PROBLEM
Set down the whole listing below exactly. The pictures stay out.

INPUT FOR THIS TASK
'''

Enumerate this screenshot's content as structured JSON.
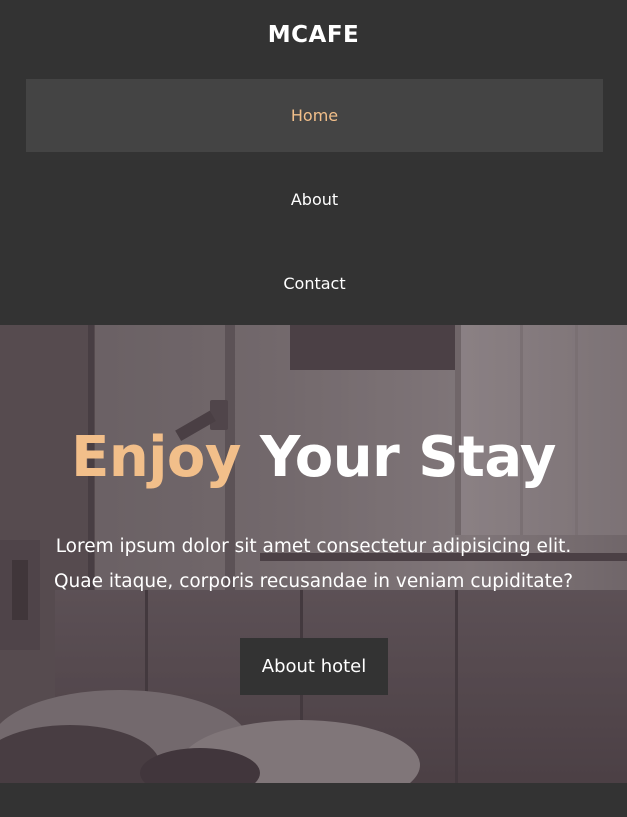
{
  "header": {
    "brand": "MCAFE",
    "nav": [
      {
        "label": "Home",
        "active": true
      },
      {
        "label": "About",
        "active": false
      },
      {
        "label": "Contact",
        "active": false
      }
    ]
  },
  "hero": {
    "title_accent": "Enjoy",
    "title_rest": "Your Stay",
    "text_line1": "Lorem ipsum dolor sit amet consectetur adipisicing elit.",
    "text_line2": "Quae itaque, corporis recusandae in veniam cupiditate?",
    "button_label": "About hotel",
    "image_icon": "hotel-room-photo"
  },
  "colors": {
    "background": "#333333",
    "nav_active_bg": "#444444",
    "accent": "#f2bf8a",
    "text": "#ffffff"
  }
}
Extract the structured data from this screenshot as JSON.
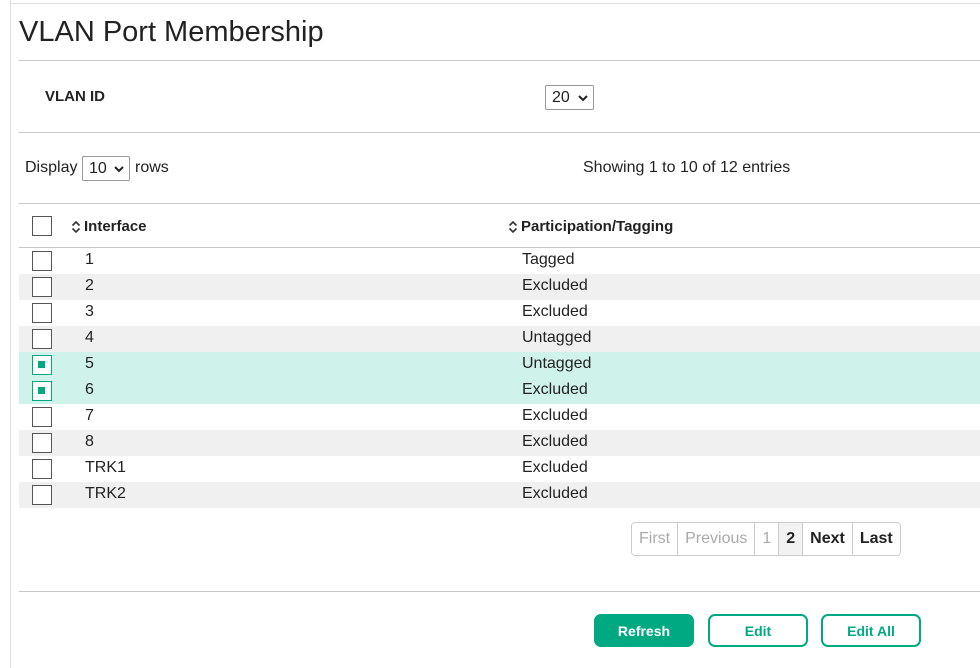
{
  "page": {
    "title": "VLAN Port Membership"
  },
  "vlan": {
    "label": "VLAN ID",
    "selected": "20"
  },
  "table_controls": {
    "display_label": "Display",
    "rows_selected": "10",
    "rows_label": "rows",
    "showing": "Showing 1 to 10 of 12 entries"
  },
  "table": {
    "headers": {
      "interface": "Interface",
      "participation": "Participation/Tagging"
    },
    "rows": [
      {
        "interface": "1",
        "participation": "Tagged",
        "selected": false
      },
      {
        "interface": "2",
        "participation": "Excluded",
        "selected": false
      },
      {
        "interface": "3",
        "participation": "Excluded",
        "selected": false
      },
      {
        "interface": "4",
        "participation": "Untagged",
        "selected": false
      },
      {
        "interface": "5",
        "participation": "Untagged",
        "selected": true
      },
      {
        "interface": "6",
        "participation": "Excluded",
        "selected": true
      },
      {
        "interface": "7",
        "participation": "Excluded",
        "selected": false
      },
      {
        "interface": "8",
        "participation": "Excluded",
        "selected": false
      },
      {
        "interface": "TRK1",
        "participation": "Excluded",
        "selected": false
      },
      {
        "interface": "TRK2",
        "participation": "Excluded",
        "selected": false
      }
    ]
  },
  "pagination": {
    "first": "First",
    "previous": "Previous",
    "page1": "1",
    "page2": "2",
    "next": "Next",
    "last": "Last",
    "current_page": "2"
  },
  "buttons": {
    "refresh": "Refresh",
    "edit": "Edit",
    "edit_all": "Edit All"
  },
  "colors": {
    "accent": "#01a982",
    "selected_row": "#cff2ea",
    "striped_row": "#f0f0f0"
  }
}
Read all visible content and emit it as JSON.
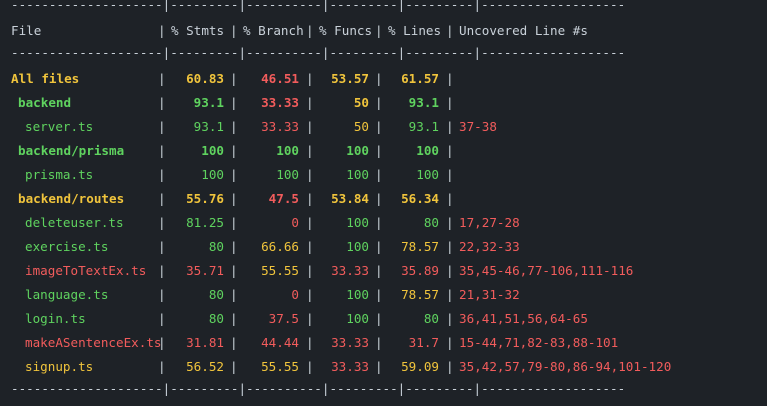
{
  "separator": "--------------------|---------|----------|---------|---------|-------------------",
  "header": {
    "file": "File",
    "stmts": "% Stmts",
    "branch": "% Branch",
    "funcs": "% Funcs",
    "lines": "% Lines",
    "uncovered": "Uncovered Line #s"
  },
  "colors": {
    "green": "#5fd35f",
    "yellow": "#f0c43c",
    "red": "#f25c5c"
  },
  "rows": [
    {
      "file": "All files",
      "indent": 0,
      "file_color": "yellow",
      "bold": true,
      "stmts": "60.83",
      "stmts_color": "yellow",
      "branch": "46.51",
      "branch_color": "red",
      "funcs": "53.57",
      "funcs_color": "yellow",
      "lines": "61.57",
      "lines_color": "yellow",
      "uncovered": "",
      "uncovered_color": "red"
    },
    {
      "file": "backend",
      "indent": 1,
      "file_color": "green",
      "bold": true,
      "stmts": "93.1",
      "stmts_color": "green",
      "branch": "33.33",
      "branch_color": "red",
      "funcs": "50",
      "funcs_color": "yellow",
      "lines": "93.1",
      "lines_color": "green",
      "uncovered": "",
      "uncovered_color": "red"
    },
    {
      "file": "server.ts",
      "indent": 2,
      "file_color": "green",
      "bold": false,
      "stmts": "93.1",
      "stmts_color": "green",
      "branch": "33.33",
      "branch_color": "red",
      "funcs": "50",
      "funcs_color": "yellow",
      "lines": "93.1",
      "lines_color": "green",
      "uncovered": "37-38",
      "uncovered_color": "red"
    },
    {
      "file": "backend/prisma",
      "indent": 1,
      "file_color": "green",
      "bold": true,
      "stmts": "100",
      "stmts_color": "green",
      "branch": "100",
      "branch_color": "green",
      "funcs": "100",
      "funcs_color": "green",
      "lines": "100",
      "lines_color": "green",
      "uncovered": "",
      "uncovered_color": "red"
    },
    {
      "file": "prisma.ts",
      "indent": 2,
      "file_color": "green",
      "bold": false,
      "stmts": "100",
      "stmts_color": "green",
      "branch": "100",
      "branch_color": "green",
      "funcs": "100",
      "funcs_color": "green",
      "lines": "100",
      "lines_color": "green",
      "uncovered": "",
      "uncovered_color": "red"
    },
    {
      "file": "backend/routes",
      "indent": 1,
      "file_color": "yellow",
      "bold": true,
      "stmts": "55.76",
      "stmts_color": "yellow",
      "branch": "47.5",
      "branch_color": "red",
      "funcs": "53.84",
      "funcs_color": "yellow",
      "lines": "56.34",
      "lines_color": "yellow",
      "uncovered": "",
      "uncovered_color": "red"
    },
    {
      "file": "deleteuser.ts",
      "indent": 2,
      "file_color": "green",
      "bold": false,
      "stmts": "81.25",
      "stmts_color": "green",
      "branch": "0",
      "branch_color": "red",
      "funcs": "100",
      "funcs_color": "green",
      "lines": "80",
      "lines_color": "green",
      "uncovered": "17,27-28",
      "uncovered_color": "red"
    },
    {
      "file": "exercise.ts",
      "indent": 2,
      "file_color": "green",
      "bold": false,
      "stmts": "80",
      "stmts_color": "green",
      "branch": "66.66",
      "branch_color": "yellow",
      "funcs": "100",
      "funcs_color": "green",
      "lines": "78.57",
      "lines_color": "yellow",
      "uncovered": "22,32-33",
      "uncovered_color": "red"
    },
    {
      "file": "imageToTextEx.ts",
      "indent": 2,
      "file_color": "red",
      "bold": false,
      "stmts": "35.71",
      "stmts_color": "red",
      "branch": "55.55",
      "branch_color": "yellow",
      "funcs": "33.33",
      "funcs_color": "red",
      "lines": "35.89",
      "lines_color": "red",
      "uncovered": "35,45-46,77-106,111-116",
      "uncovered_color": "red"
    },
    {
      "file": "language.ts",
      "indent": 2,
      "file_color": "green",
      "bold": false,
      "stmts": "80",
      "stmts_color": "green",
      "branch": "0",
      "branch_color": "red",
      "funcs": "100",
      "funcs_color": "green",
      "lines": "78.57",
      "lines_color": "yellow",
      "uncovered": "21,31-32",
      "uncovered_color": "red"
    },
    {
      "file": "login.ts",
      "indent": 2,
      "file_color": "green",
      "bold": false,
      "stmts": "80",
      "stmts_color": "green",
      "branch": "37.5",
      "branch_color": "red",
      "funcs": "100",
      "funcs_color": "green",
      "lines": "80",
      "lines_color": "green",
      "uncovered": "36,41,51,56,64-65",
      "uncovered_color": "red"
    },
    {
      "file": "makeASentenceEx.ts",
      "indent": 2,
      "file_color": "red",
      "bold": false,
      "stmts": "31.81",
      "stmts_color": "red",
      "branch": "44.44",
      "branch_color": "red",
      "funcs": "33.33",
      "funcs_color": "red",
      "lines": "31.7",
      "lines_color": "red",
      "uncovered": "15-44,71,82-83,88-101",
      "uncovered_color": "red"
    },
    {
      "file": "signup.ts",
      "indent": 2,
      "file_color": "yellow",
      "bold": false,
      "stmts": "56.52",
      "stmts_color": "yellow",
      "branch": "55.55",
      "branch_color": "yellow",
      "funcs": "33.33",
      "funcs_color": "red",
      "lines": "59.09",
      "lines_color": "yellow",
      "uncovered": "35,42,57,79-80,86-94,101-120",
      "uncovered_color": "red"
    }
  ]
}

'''

TASK ANSWER
Enumerate this screenshot's content as structured JSON.
{
  "header": {
    "brand": "MCAFE",
    "nav": [
      {
        "label": "Home",
        "active": true
      },
      {
        "label": "About",
        "active": false
      },
      {
        "label": "Contact",
        "active": false
      }
    ]
  },
  "hero": {
    "title_accent": "Enjoy",
    "title_rest": "Your Stay",
    "text_line1": "Lorem ipsum dolor sit amet consectetur adipisicing elit.",
    "text_line2": "Quae itaque, corporis recusandae in veniam cupiditate?",
    "button_label": "About hotel",
    "image_icon": "hotel-room-photo"
  },
  "colors": {
    "background": "#333333",
    "nav_active_bg": "#444444",
    "accent": "#f2bf8a",
    "text": "#ffffff"
  }
}
Extract the structured data from this screenshot as JSON.
{
  "page": {
    "title": "VLAN Port Membership"
  },
  "vlan": {
    "label": "VLAN ID",
    "selected": "20"
  },
  "table_controls": {
    "display_label": "Display",
    "rows_selected": "10",
    "rows_label": "rows",
    "showing": "Showing 1 to 10 of 12 entries"
  },
  "table": {
    "headers": {
      "interface": "Interface",
      "participation": "Participation/Tagging"
    },
    "rows": [
      {
        "interface": "1",
        "participation": "Tagged",
        "selected": false
      },
      {
        "interface": "2",
        "participation": "Excluded",
        "selected": false
      },
      {
        "interface": "3",
        "participation": "Excluded",
        "selected": false
      },
      {
        "interface": "4",
        "participation": "Untagged",
        "selected": false
      },
      {
        "interface": "5",
        "participation": "Untagged",
        "selected": true
      },
      {
        "interface": "6",
        "participation": "Excluded",
        "selected": true
      },
      {
        "interface": "7",
        "participation": "Excluded",
        "selected": false
      },
      {
        "interface": "8",
        "participation": "Excluded",
        "selected": false
      },
      {
        "interface": "TRK1",
        "participation": "Excluded",
        "selected": false
      },
      {
        "interface": "TRK2",
        "participation": "Excluded",
        "selected": false
      }
    ]
  },
  "pagination": {
    "first": "First",
    "previous": "Previous",
    "page1": "1",
    "page2": "2",
    "next": "Next",
    "last": "Last",
    "current_page": "2"
  },
  "buttons": {
    "refresh": "Refresh",
    "edit": "Edit",
    "edit_all": "Edit All"
  },
  "colors": {
    "accent": "#01a982",
    "selected_row": "#cff2ea",
    "striped_row": "#f0f0f0"
  }
}
Read all visible content and emit it as JSON.
{
  "separator": "--------------------|---------|----------|---------|---------|-------------------",
  "header": {
    "file": "File",
    "stmts": "% Stmts",
    "branch": "% Branch",
    "funcs": "% Funcs",
    "lines": "% Lines",
    "uncovered": "Uncovered Line #s"
  },
  "colors": {
    "green": "#5fd35f",
    "yellow": "#f0c43c",
    "red": "#f25c5c"
  },
  "rows": [
    {
      "file": "All files",
      "indent": 0,
      "file_color": "yellow",
      "bold": true,
      "stmts": "60.83",
      "stmts_color": "yellow",
      "branch": "46.51",
      "branch_color": "red",
      "funcs": "53.57",
      "funcs_color": "yellow",
      "lines": "61.57",
      "lines_color": "yellow",
      "uncovered": "",
      "uncovered_color": "red"
    },
    {
      "file": "backend",
      "indent": 1,
      "file_color": "green",
      "bold": true,
      "stmts": "93.1",
      "stmts_color": "green",
      "branch": "33.33",
      "branch_color": "red",
      "funcs": "50",
      "funcs_color": "yellow",
      "lines": "93.1",
      "lines_color": "green",
      "uncovered": "",
      "uncovered_color": "red"
    },
    {
      "file": "server.ts",
      "indent": 2,
      "file_color": "green",
      "bold": false,
      "stmts": "93.1",
      "stmts_color": "green",
      "branch": "33.33",
      "branch_color": "red",
      "funcs": "50",
      "funcs_color": "yellow",
      "lines": "93.1",
      "lines_color": "green",
      "uncovered": "37-38",
      "uncovered_color": "red"
    },
    {
      "file": "backend/prisma",
      "indent": 1,
      "file_color": "green",
      "bold": true,
      "stmts": "100",
      "stmts_color": "green",
      "branch": "100",
      "branch_color": "green",
      "funcs": "100",
      "funcs_color": "green",
      "lines": "100",
      "lines_color": "green",
      "uncovered": "",
      "uncovered_color": "red"
    },
    {
      "file": "prisma.ts",
      "indent": 2,
      "file_color": "green",
      "bold": false,
      "stmts": "100",
      "stmts_color": "green",
      "branch": "100",
      "branch_color": "green",
      "funcs": "100",
      "funcs_color": "green",
      "lines": "100",
      "lines_color": "green",
      "uncovered": "",
      "uncovered_color": "red"
    },
    {
      "file": "backend/routes",
      "indent": 1,
      "file_color": "yellow",
      "bold": true,
      "stmts": "55.76",
      "stmts_color": "yellow",
      "branch": "47.5",
      "branch_color": "red",
      "funcs": "53.84",
      "funcs_color": "yellow",
      "lines": "56.34",
      "lines_color": "yellow",
      "uncovered": "",
      "uncovered_color": "red"
    },
    {
      "file": "deleteuser.ts",
      "indent": 2,
      "file_color": "green",
      "bold": false,
      "stmts": "81.25",
      "stmts_color": "green",
      "branch": "0",
      "branch_color": "red",
      "funcs": "100",
      "funcs_color": "green",
      "lines": "80",
      "lines_color": "green",
      "uncovered": "17,27-28",
      "uncovered_color": "red"
    },
    {
      "file": "exercise.ts",
      "indent": 2,
      "file_color": "green",
      "bold": false,
      "stmts": "80",
      "stmts_color": "green",
      "branch": "66.66",
      "branch_color": "yellow",
      "funcs": "100",
      "funcs_color": "green",
      "lines": "78.57",
      "lines_color": "yellow",
      "uncovered": "22,32-33",
      "uncovered_color": "red"
    },
    {
      "file": "imageToTextEx.ts",
      "indent": 2,
      "file_color": "red",
      "bold": false,
      "stmts": "35.71",
      "stmts_color": "red",
      "branch": "55.55",
      "branch_color": "yellow",
      "funcs": "33.33",
      "funcs_color": "red",
      "lines": "35.89",
      "lines_color": "red",
      "uncovered": "35,45-46,77-106,111-116",
      "uncovered_color": "red"
    },
    {
      "file": "language.ts",
      "indent": 2,
      "file_color": "green",
      "bold": false,
      "stmts": "80",
      "stmts_color": "green",
      "branch": "0",
      "branch_color": "red",
      "funcs": "100",
      "funcs_color": "green",
      "lines": "78.57",
      "lines_color": "yellow",
      "uncovered": "21,31-32",
      "uncovered_color": "red"
    },
    {
      "file": "login.ts",
      "indent": 2,
      "file_color": "green",
      "bold": false,
      "stmts": "80",
      "stmts_color": "green",
      "branch": "37.5",
      "branch_color": "red",
      "funcs": "100",
      "funcs_color": "green",
      "lines": "80",
      "lines_color": "green",
      "uncovered": "36,41,51,56,64-65",
      "uncovered_color": "red"
    },
    {
      "file": "makeASentenceEx.ts",
      "indent": 2,
      "file_color": "red",
      "bold": false,
      "stmts": "31.81",
      "stmts_color": "red",
      "branch": "44.44",
      "branch_color": "red",
      "funcs": "33.33",
      "funcs_color": "red",
      "lines": "31.7",
      "lines_color": "red",
      "uncovered": "15-44,71,82-83,88-101",
      "uncovered_color": "red"
    },
    {
      "file": "signup.ts",
      "indent": 2,
      "file_color": "yellow",
      "bold": false,
      "stmts": "56.52",
      "stmts_color": "yellow",
      "branch": "55.55",
      "branch_color": "yellow",
      "funcs": "33.33",
      "funcs_color": "red",
      "lines": "59.09",
      "lines_color": "yellow",
      "uncovered": "35,42,57,79-80,86-94,101-120",
      "uncovered_color": "red"
    }
  ]
}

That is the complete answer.